Posted on 15/05/23
As a student, you have a lot on your plate. You’re juggling classes, assignments, social lives, and maybe a job. It’s no wonder that anxiety can be a common experience for many. However, it’s important to remember that anxiety is a natural emotion everyone experiences occasionally. But when it becomes overwhelming, it can have a tangible impact on our mental health and day-to-day life.
That’s why this year’s Mental Health Awareness Week theme of ‘Anxiety’ is so important. It’s an opportunity for us to start conversations about mental health and learn how to manage our anxiety better. So, in honour of this important week, we’ve compiled some tips to help you support yourself or a friend dealing with stress.
Firstly, noticing the physical symptoms you experience when you’re anxious can be helpful.
Symptoms can include restlessness, chest pain, a fast or strong heartbeat, feeling sick, trouble concentrating, shortness of breath, excessive sweating, and even panic attacks. Everyone’s symptoms will be different, but paying attention to your own can be the first step to finding calm again.
Another great way to manage anxiety is to get moving.
Try to move your body in some way every day. Exercise is one of the best things you can do for your mental health. Activity can take your mind off your worries and release anti-anxiety chemicals, helping you find a more peaceful emotional state. Regular exercise over time will build up resources that help you increase your tolerance for difficult emotions like anxiety.
When you’re anxious, escaping from the cycle of worry can be challenging.
That’s where the 5-4-3-2-1 trick can come in handy.
Bring your attention to:
5 things you can see,
4 things you can touch,
3 things you can hear,
2 things you can smell, and
1 something you can taste.
This grounding technique can help you regain touch with the present moment and break free from the cycle of anxiety.
Finally, it’s essential to focus on what you can control.
The main driver of anxiety is worry. By focusing on the things you can control, you can begin to settle back into the driver’s seat and take action towards where you want to be.
And remember, here at DGHE, you have Wellbeing Services available.
You can access TogetherAll, a free mental health and wellbeing service offering safe, anonymous online support 24/7, and the Health Assured portal and app to find resources, helpline numbers and other self-help tools. You can also contact our Advice and Wellbeing Officers and book an appointment via email, phone, in person or virtually via Zoom.
Students can access AWS by booking an appointment on the VLE (Moodle) or emailing firstname.lastname@example.org.
Mental Health Awareness Week is an opportunity for all of us to start conversations about mental health and learn how to manage our anxiety better.

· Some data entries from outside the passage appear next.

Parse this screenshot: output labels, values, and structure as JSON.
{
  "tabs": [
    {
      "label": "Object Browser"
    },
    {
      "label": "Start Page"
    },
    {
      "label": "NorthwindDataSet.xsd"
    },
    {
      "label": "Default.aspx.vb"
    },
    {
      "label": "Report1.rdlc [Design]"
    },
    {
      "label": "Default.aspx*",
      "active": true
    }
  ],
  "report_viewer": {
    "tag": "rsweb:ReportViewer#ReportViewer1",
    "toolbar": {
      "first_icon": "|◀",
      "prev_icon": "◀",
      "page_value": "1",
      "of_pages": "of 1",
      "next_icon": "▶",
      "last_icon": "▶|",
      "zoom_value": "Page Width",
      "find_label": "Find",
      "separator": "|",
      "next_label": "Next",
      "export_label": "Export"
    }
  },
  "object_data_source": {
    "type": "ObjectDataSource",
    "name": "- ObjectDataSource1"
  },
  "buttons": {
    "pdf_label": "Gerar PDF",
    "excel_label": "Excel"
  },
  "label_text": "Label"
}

By caring for ourselves and each other, we can make a real difference in our mental health and wellbeing.